Rock 'N' Roll Armageddon
Review by Chris Pratl on June 19, 2019.
Italy's theater-doom legend Death SS is still alive and kicking after over 40-years on the scene. Often unfairly dubbed the Italian Mercyful Fate (the band actually predates its Danish counterparts by four years), Death SS takes its share of theatrics and stylish heavy metal to interesting and varying degrees. I managed to get my hands on a dubbed tape of the early recordings somewhere back in the mid-80's, and it was hell trying to track down their (at that point) minimal catalog of two demos and an EP. Thanks to the gods for the organic tape trading days and my wonderful Australian friend for sending me that tape!
The latest effort here, Rock 'n' Roll Armageddon, was initially released last September, but due to almost no promotion or pushing it stalled. High Roller Records managed to give it another deserved breath of life, (hopefully) dropping it into more hands this July. Death SS is a band that never quite got the vast following they deserve, being shadowed by he aforementioned King Diamond band and a bevy of other bands capitulating on the Italian masters' original brand of speedy doom.

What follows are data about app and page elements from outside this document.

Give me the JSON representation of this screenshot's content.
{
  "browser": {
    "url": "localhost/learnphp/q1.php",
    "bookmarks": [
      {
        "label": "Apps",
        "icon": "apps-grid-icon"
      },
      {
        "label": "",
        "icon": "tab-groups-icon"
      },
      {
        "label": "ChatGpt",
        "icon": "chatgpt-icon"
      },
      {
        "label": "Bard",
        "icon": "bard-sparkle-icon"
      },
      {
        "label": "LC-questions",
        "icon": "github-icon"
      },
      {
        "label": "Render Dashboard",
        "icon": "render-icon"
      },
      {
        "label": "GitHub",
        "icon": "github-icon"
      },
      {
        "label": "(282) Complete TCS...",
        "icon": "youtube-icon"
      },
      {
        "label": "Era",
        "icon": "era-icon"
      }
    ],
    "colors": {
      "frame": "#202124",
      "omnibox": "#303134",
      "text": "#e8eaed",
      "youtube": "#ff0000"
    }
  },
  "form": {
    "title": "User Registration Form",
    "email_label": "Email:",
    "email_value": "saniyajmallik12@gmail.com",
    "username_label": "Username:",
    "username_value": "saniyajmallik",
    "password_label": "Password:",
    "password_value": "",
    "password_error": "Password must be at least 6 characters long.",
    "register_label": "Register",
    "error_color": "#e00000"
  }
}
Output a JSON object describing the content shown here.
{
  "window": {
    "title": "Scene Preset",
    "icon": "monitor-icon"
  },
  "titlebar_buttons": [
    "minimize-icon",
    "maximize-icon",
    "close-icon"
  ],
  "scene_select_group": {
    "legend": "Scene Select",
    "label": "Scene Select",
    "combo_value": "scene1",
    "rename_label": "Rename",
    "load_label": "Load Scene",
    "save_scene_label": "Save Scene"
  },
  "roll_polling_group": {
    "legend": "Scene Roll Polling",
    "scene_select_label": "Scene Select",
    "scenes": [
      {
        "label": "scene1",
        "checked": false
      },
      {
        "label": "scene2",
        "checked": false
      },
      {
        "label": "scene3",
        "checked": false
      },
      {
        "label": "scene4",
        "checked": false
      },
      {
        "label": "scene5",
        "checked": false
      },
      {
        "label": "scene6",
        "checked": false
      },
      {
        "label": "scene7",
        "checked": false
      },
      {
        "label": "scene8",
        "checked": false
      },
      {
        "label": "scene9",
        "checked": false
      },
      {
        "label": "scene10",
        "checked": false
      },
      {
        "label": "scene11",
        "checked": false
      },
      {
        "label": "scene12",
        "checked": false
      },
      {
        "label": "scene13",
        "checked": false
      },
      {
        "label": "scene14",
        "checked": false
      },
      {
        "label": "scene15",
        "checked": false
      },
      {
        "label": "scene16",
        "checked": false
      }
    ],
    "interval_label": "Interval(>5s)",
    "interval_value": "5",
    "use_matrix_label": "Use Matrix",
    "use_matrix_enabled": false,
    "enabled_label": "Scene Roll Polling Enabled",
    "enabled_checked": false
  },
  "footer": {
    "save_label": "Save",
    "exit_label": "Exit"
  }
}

Well, here we have Rock 'n' Roll Armageddon, a solid collection of wondrous guitars, gruffly-accentuated vocals, and lyrically encompassing visuals. We have here a generous mixture of heavy metal, rock 'n' roll, and theatre macabre rolled into a pleasant package. The heaviness of Death SS is usually attributed to its storied mainman, Steve Sylvester, and rightfully so. He's an under-credited genius with arrangements and surreal visions, creating some of the most musically diverse epics in the elevated history of the metal underground. The overall flow of the album is one of small mini-soap operas in that each song is a story of its own, making up the cemented whole of the record. Anyone familiar with Steve Sylvester knows full well what he's capable of when creating the albums he offers; the tremendous circus feel of some songs joins ever-so-perfectly with the hard-edged, pure heavy metal pieces and manages to, somehow, expertly tell a larger story within smaller novellas. It's truly an experience to listen to Death SS.
Heavier tracks like “Zombie Massacre,” “Hellish Knights,” and “Promised Land” display the awesome power of the band's vision and expert authorship when crafting these songs. You won't find blinding thrash speed or overtly pounding riffs that shake your stereo (I'm old school, so, yes, I have a component system), but you will find some really memorable guitar parts and vocals that will stay stuck in your head, ala “The Fourth Reich,” a truly heavy metal song in every conceivable facet (and before anyone gets their panties in a proverbial bunch, this has nothing to do with fascism).
Even slight hints of industrial seep into the fray (“Witches' Dance,” a reworked classic) without ruining or diluting the listening experience. Steve Sylvester has toyed with the genre before, much to the misplaced dismay of some fans but the delight of others. He's taken chances here and there throughout his career, and yet he's always managed to remain true to the spirit of metal music. As I said, he's criminally underrated and underappreciated; hopefully this gets rectified soon. Coming near the close of the album, “Your Life is Now” begins rather (un)characteristically with a slower, harmonica-laced intro that segues nicely into an introspective, Dio-sounding classic, leaving a lasting impression with that underlying keyboard resonating in your head. There really isn't a weak track on this album, so color me not surprised.
Overall, Rock 'n' Roll Armageddon offers a casual glimpse into a mad genius' head, as he allows you to take audience within his frame of theater-inspired heavy metal. With Death SS, the bar is usually set high enough to expect the unexpected, revel in the oft-Vaudevillian lyrical pictures, and get lost within the soundscapes of Italy's undervalued metal movement bent on putting your fantasies to music.
Rating: 9 out of 101.20k